Workshops and lectures include an introduction to wind power, vegetable oil for fuel, alternative farming techniques, solar site selection and solar panel installation, biofuel auto conversions, alternative heat sources, and many other topics. There will be an entire section dedicated to transportation, showcasing some of the most efficient vehicles on the market today.




Don't miss the 4th annual Mother Earth Harvest Fair

Tue, 02 Sep 2008 17:22:32 UTC

2008-09-02T17:41:07Z

Mark Sunday, October 5 on your calendars, because you won't want to miss out on Spoutwood Farm's 4th Annual Mother Earth Harvest Fair. The fair features exhibits on local farming, renewable energy and green living.

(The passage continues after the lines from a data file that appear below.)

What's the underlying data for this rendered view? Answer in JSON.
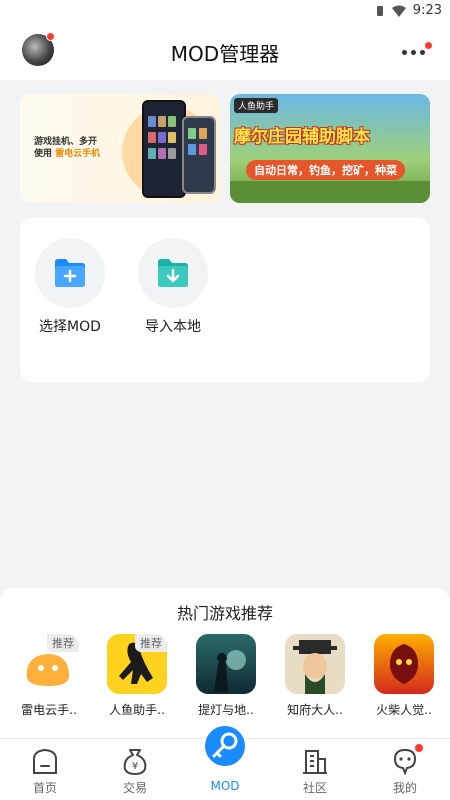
{
  "status_bar": {
    "time": "9:23"
  },
  "header": {
    "title": "MOD管理器"
  },
  "banners": {
    "left": {
      "line1": "游戏挂机、多开",
      "line2_prefix": "使用 ",
      "line2_highlight": "雷电云手机"
    },
    "right": {
      "tag": "人鱼助手",
      "headline": "摩尔庄园辅助脚本",
      "subline": "自动日常，钓鱼，挖矿，种菜"
    }
  },
  "actions": [
    {
      "label": "选择MOD",
      "icon": "folder-plus-icon"
    },
    {
      "label": "导入本地",
      "icon": "folder-download-icon"
    }
  ],
  "hot_games": {
    "heading": "热门游戏推荐",
    "items": [
      {
        "name": "雷电云手..",
        "badge": "推荐",
        "color": "#ffffff"
      },
      {
        "name": "人鱼助手..",
        "badge": "推荐",
        "color": "#ffd21f"
      },
      {
        "name": "提灯与地..",
        "badge": "",
        "color": "#1f4a4a"
      },
      {
        "name": "知府大人..",
        "badge": "",
        "color": "#e8dcc4"
      },
      {
        "name": "火柴人觉..",
        "badge": "",
        "color": "#d2291c"
      }
    ]
  },
  "tabbar": {
    "items": [
      {
        "label": "首页",
        "icon": "home-icon"
      },
      {
        "label": "交易",
        "icon": "moneybag-icon"
      },
      {
        "label": "MOD",
        "icon": "key-icon"
      },
      {
        "label": "社区",
        "icon": "building-icon"
      },
      {
        "label": "我的",
        "icon": "profile-icon"
      }
    ]
  },
  "colors": {
    "accent": "#1a8cff",
    "notification": "#ff3b30",
    "background": "#f2f3f5"
  }
}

There will be a farmer's market, children's village, artists and plenty of food and drink as well. It will be held from 10 a.m. -...

Mark Sunday, October 5 on your calendars, because you won't want to miss out on Spoutwood Farm's 4th Annual Mother Earth Harvest Fair.

The fair features exhibits on local farming, renewable energy and green living. There will be a farmer's market, children's village, artists and plenty of food and drink as well. It will be held from 10 a.m. - 6 p.m, rain or shine.

Live music will be provided by the Grammy-nominated singer-songwriter Adrienne Young and her band, Little Sadie.

Tickets are $10 for adults, $5 for children ages 3-11 and $5 per car for parking.

Visit the fair's Web site for directions and more information.




Better World Club: An environmentally friendly auto club

Fri, 22 Aug 2008 21:41:36 UTC

2008-08-22T21:56:27Z

Have you heard about the Better World Club? It's like AAA for the environmentally-minded. Membership includes eco-travel services, discounts on hybrid car rental, insurance services, free maps, auto maintenance discounts and bicycle roadside assistance. They also donate 1% of their annual revenues toward environmental cleanup and advocacy.

Have you heard about the Better World Club? It's like AAA for the environmentally-minded. Membership includes eco-travel services, discounts on hybrid car rental, insurance services, free maps, auto maintenance discounts and bicycle roadside assistance. They also donate 1% of their annual revenues toward environmental cleanup and advocacy.

For the free maps you receive, you can choose from the most energy-efficient route or the scenic byways.

They are also one of the few carbon offsetting services that allow you to compensate the amount of CO2 used just on your trip. I'm still leery about carbon offsetting, but if it is something you like to do, this may work for you.

The Better World Club has a number of issues with AAA, which you can read about on their AAA Watch page.

Check out their Web site and see if it sounds like a fit for you. Share your thoughts on them below.